All this means that attempts by American administrations and leftist Israelis to alter Arab attitudes by hastily arranging a two-state solution, thereby falling into the trap of "linking" the Palestinian issue to a variety of regional and global problems, are a waste of time. To be sure, the Palestinians deserve justice and a state for their own sake, but the impulse to do right by them should not be animated by a desire to achieve the chimera of Arab approval. Attempts to please the "Arab street" - which will work itself into a froth of rage over Israelis mistakenly killing five Egyptian soldiers, but seems complacent at Bashar Assad killing thousands of his own people - are as fruitless as they are dangerous.
Egypt has massive domestic problems on its hands, and one would think that a wrecked economy, rising Islamism, and increasing lawlessness as the result of a gutted police force would convince most Egyptians to turn inward rather than rattle for confrontation with the Zionist entity. But massive social and political dysfunctions are nothing new in the Arab world. Indeed, they are endemic. And far from convincing elites of the need to focus on self-improvement, the backwardness of Arab societies has made the appeal of anti-Americanism and anti-Zionism - blame-shifting in general - all the more appealing. The hope for Egypt, however, and what may make this moment an exception in its own history and in that of the Arab region as a whole, is that its newfound open political culture will make room for responsible voices to combat the cancer of anti-Semitism. In the 1960s, the municipality of Atlanta, Georgia, proclaimed that it was "the city too busy to hate." The most that Israelis can probably hope for is that the same will be true of Egypt.

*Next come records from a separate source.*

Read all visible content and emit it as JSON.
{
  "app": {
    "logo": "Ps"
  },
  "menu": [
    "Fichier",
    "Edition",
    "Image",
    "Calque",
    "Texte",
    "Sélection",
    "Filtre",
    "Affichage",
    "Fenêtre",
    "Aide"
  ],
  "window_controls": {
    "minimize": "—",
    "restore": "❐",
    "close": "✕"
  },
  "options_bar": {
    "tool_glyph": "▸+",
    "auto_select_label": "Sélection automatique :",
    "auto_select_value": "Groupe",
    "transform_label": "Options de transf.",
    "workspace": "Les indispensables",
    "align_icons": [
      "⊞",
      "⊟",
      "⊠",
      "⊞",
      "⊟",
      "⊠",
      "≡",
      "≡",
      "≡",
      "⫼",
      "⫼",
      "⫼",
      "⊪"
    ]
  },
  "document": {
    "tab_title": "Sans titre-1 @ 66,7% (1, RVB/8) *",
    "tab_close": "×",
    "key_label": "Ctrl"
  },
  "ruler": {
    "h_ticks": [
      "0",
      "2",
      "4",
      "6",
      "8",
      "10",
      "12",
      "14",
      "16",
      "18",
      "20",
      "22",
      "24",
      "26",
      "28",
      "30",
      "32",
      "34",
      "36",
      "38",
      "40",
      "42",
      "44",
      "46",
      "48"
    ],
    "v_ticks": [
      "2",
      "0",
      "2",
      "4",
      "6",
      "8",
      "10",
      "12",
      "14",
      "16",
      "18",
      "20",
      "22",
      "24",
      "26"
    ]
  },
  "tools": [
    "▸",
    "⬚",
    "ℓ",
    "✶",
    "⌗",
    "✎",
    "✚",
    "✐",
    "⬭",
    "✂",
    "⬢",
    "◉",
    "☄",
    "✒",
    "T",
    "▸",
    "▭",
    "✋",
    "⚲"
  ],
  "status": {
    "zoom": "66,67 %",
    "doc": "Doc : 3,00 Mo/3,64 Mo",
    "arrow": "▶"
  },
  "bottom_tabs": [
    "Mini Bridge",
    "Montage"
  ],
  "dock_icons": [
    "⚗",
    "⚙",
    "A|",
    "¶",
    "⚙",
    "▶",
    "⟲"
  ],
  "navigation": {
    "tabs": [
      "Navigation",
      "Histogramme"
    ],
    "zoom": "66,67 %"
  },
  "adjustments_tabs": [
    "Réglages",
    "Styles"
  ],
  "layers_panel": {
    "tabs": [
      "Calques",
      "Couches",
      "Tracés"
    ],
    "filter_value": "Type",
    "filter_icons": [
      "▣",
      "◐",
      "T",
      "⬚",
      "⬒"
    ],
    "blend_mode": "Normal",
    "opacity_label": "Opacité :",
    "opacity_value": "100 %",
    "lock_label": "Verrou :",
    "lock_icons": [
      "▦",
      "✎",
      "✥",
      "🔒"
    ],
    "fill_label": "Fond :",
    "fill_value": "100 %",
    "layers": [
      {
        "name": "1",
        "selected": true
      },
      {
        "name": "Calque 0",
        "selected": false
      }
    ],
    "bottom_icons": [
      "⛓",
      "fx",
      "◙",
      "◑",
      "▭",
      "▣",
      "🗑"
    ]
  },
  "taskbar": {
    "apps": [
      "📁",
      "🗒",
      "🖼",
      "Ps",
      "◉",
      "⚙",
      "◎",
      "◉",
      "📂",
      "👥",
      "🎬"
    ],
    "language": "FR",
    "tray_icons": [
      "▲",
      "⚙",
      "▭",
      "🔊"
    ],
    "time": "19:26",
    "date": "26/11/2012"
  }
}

James Kirchick is writer at large with Radio Free Europe/Radio Liberty and a contributing editor of The New Republic.